[Items from an interface collection]
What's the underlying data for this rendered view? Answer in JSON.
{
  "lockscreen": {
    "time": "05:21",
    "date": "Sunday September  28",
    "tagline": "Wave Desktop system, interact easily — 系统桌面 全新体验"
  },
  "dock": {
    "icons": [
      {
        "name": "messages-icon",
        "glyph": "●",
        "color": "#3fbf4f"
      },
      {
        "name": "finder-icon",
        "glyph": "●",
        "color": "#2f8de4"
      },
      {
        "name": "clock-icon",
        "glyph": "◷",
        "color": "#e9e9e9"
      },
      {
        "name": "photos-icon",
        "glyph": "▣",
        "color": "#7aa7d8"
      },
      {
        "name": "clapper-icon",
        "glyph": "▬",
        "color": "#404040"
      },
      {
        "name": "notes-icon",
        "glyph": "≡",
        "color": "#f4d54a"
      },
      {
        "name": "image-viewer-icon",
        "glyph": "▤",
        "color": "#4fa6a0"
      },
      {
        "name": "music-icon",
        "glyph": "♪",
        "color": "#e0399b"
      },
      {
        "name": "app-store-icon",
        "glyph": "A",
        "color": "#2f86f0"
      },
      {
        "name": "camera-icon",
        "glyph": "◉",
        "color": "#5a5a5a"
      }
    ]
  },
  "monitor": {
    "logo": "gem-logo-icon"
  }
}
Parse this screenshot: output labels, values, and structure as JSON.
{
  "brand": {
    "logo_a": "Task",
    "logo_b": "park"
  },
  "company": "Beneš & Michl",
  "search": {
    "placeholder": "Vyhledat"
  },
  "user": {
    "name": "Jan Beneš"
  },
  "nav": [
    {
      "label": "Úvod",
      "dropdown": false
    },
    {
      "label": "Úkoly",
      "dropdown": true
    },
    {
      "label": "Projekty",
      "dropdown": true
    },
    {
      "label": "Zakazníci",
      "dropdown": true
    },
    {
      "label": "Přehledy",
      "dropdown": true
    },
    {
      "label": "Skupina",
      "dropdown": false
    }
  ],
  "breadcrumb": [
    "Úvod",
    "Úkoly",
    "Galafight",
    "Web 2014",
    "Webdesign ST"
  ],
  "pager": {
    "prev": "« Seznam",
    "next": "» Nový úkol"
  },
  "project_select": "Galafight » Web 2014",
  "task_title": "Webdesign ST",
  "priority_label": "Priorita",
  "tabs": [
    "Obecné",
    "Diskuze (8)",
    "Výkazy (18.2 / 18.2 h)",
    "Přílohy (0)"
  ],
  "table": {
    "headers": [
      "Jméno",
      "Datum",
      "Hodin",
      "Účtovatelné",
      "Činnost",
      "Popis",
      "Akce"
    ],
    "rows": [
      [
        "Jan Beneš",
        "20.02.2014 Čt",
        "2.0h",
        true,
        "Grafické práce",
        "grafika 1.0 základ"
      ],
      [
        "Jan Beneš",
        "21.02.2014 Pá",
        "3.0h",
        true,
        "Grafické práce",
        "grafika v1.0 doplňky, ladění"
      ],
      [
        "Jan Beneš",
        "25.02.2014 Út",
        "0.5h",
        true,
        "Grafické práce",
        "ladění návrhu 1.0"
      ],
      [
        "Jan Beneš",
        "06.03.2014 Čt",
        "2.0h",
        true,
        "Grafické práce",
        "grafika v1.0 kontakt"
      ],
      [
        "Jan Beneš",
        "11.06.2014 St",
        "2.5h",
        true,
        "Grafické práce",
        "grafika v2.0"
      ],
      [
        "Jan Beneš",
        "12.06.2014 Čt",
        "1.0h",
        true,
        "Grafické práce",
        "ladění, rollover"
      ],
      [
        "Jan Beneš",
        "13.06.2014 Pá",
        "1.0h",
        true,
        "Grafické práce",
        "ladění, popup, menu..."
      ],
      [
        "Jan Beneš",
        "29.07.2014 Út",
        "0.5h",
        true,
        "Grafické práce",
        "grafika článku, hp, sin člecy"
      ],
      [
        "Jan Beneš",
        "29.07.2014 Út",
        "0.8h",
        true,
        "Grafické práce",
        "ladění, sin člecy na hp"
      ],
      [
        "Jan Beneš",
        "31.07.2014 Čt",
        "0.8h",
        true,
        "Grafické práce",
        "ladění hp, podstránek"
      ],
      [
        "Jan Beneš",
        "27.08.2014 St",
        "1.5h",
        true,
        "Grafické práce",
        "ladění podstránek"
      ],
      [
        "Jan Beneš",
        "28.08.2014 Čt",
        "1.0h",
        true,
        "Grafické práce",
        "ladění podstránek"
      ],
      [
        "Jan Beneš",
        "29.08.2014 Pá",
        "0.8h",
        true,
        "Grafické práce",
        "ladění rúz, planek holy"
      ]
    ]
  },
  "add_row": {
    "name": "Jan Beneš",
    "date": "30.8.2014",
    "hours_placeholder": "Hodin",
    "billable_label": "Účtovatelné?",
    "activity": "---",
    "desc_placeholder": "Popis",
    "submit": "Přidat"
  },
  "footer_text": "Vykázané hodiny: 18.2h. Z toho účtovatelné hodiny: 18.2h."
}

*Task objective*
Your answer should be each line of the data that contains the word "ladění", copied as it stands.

*Answer box*
        "grafika v1.0 doplňky, ladění"
        "ladění návrhu 1.0"
        "ladění, rollover"
        "ladění, popup, menu..."
        "ladění, sin člecy na hp"
        "ladění hp, podstránek"
        "ladění podstránek"
        "ladění podstránek"
        "ladění rúz, planek holy"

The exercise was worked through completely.